invisible, intangible capacities for receiving-perceiving [Vernehmen]* what it encounters and what addresses it. In the perspective of the Analytic of Da-sein, all conventional, objectifying representations of a capsulelike psyche, subject, person, ego, or consciousness in psychology and psychopathology must be abandoned in favor of an entirely different understanding. This new view of the basic constitution of human existence may be called Da-sein, or being-in-the-world. Of course, in this context the Da of this Da-sein certainly does not mean what it does in the ordinary sense—a location near an observer. Rather, to exist as Da-sein means to hold open a domain through its capacity to receive-perceive the significance of the things that are given to it [Da-sein] and that address it [Da-sein] by virtue of its own "clearing" [Gelichtetheit], Human Da-sein as a domain with the capacity for receiving-perceiving is never merely an object present-at-hand. On the contrary, it is not something which can be objectified at all under any circumstances.

January 24 and 28, 1964, at Boss's Home

Kant writes: "Being is obviously not a real predicate, that is, it is not a concept of something, which could be added to the concept of a thing. It is merely the positing of a thing or of certain properties themselves."1

According to Kant, real has nothing to do with what is actual or nonactual, but because of its origin from res, it means accordingly: relating to the nature of a thing; something which can be found in a thing. For instance, the real predicates of a table are: round, hard, heavy, etc., whether the table actually exists or is merely imagined.

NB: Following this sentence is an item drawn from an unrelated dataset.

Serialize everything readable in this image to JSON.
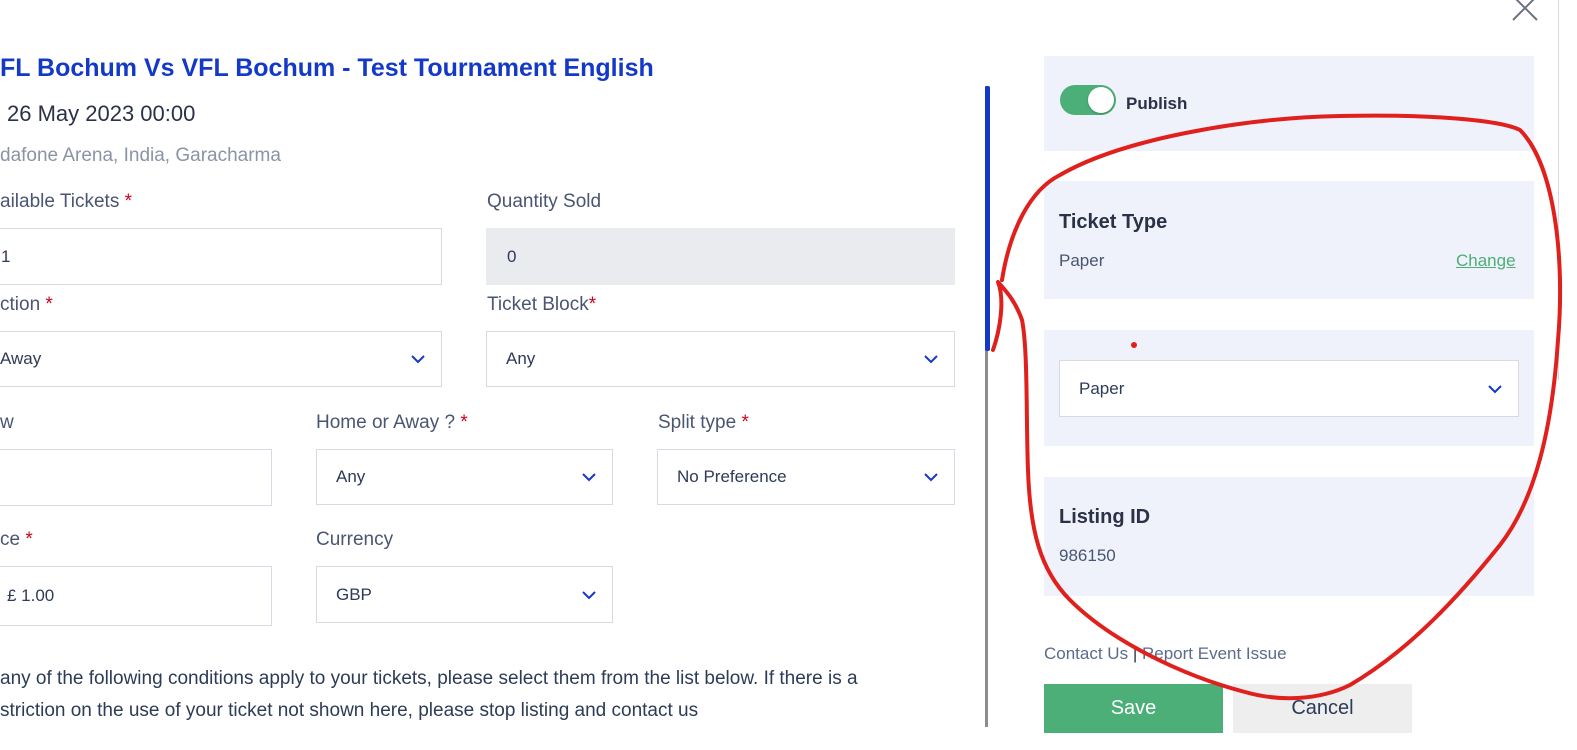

In contrast, being is not something that can be found in the nature of a table, even if the table were to be broken down into its smallest parts.

If one elucidates and explicates the term "obvious," which is not the same as merely using different words for the same thing, it means the same as manifest, or evident, which is derived from evideri—to let oneself

* We translate the German vernehmen with the hyphenated expression "to receiveperceive." In its existential-ontological meaning vernehmen implies receptivity (Greek νοεῖν: to perceive, to understand, to listen in). In a more active, juridical sense, it means that which the judge comes to perceive through the interrogation of witnesses. Vernehmen refers to a phenomenologically immediate, nontheoretical, receptive perceiving. This contrasts with vor-stellen, "to represent," literally, "setting-before" that which objectifies and reifies.—TRANSLATORS

Zollikon Seminars by Martin Heidegger